"The Lytro camera [has] a special sensor called a microlens array, which puts the equivalent of many lenses into a small space.... [It has] sophisticated software that lets a viewer switch points of focus.... '[Photographs] become interactive, living pictures,' [Ren] Ng said. He thinks a popular use may be families and friends roaming through different perspectives on pictures of, say, vacations and parties posted on Facebook (Lytro will have a Facebook app)."

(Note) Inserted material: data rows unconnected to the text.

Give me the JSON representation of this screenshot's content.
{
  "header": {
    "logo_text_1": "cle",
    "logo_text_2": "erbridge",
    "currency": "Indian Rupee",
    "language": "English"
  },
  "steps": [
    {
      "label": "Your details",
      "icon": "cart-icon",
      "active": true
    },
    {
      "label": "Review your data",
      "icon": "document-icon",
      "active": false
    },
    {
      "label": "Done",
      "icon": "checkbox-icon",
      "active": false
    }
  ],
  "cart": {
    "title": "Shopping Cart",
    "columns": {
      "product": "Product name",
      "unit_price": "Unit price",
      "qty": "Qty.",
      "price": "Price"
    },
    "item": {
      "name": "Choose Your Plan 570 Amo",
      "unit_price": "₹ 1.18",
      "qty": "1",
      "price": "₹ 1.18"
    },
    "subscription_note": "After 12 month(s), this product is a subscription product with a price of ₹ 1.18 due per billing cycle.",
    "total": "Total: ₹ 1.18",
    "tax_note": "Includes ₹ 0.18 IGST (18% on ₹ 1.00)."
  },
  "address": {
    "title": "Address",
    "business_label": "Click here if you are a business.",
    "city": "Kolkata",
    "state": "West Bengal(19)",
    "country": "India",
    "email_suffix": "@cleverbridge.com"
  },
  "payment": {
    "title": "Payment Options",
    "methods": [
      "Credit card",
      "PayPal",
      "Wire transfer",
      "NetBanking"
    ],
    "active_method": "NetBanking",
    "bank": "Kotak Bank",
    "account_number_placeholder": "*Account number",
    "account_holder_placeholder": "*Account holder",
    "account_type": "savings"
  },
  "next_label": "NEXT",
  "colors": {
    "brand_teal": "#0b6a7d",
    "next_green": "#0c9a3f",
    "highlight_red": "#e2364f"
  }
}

Digital cameras already let you see what part of the image is the focus point, but you don't always have time to look at the display, and in bright light it may be hard to see. Also, when you get your images uploaded into the computer and start to work with them, you might see details that you'd like to crop and focus on, perhaps things that you didn't even realize were in the shot... like in the movie "Blow-Up," when David Hemmings sees what may be evidence of murder in the blurry background shrubberies photographed with a film camera. I can't find the scene where he's blowing up the blowups of the blowups, so here's the scene with The Yardbirds: